[Opening Records to use section]

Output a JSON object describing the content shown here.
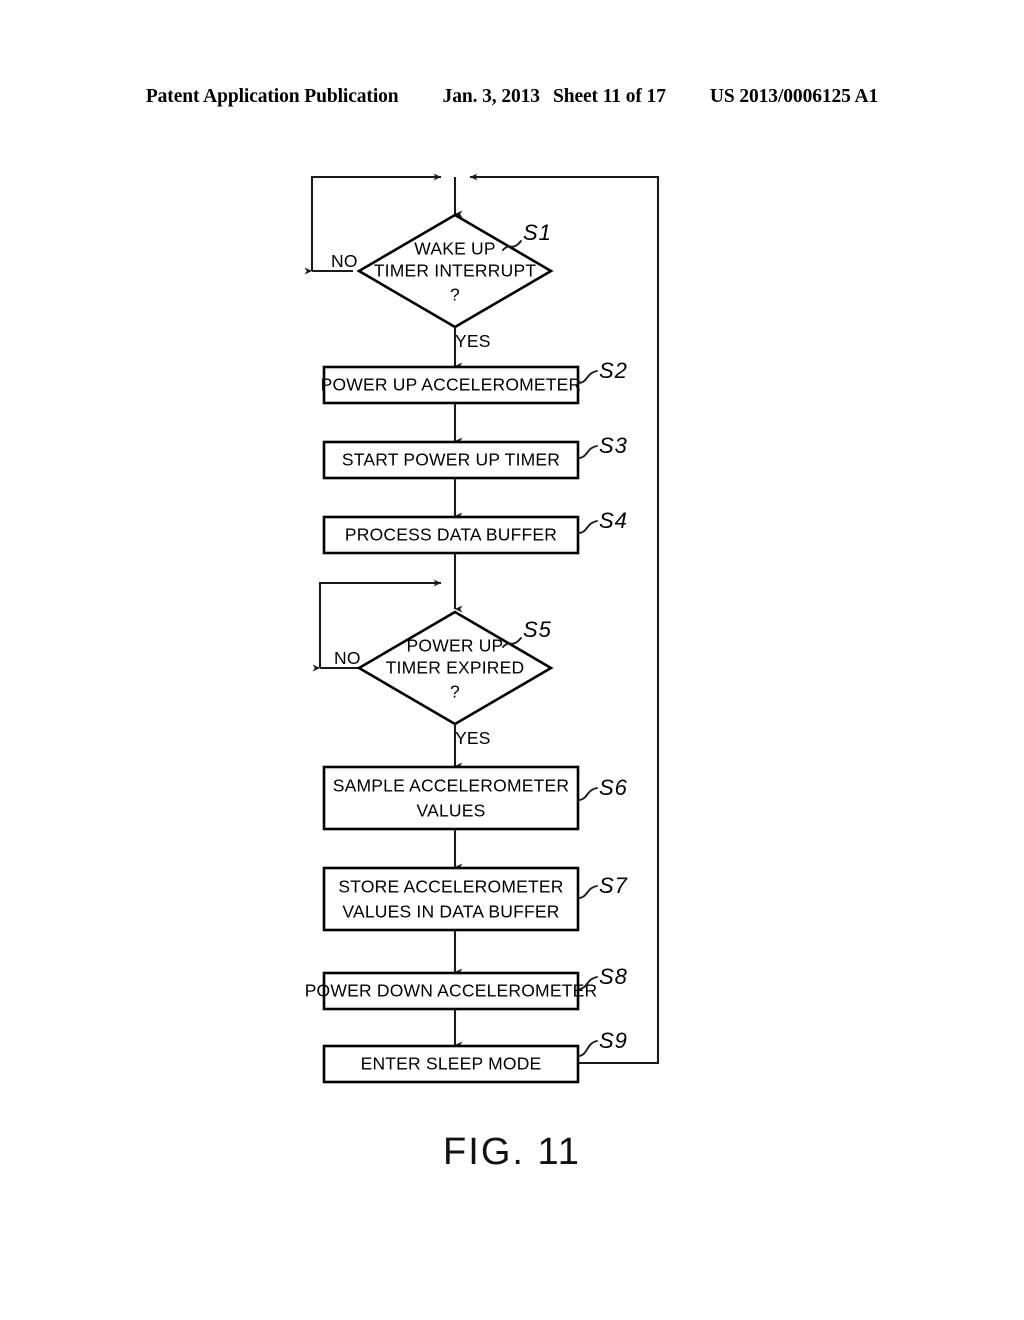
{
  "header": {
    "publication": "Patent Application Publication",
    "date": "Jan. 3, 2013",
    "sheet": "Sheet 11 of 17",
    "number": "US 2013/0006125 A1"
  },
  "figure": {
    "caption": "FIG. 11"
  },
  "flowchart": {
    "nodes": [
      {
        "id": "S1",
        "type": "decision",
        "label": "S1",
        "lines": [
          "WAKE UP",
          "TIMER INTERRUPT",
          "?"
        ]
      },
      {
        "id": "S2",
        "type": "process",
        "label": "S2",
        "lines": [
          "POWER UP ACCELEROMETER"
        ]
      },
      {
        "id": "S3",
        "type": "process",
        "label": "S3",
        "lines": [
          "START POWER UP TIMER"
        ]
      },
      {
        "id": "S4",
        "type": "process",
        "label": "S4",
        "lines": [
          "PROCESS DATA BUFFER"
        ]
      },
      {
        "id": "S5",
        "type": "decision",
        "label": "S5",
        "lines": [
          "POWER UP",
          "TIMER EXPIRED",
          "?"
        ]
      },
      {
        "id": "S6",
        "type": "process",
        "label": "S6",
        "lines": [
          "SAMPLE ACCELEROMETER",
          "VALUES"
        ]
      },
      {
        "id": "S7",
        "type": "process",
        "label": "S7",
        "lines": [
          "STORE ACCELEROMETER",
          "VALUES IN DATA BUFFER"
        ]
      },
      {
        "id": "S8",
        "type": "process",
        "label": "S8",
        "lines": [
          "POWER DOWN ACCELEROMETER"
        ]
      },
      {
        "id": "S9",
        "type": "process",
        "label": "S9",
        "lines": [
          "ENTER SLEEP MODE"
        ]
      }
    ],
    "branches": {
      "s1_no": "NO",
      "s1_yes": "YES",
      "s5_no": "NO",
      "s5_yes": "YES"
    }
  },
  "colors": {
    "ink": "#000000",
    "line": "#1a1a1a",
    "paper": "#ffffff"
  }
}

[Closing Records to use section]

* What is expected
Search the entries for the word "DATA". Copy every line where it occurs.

* Answer to this problem
          "PROCESS DATA BUFFER"
          "VALUES IN DATA BUFFER"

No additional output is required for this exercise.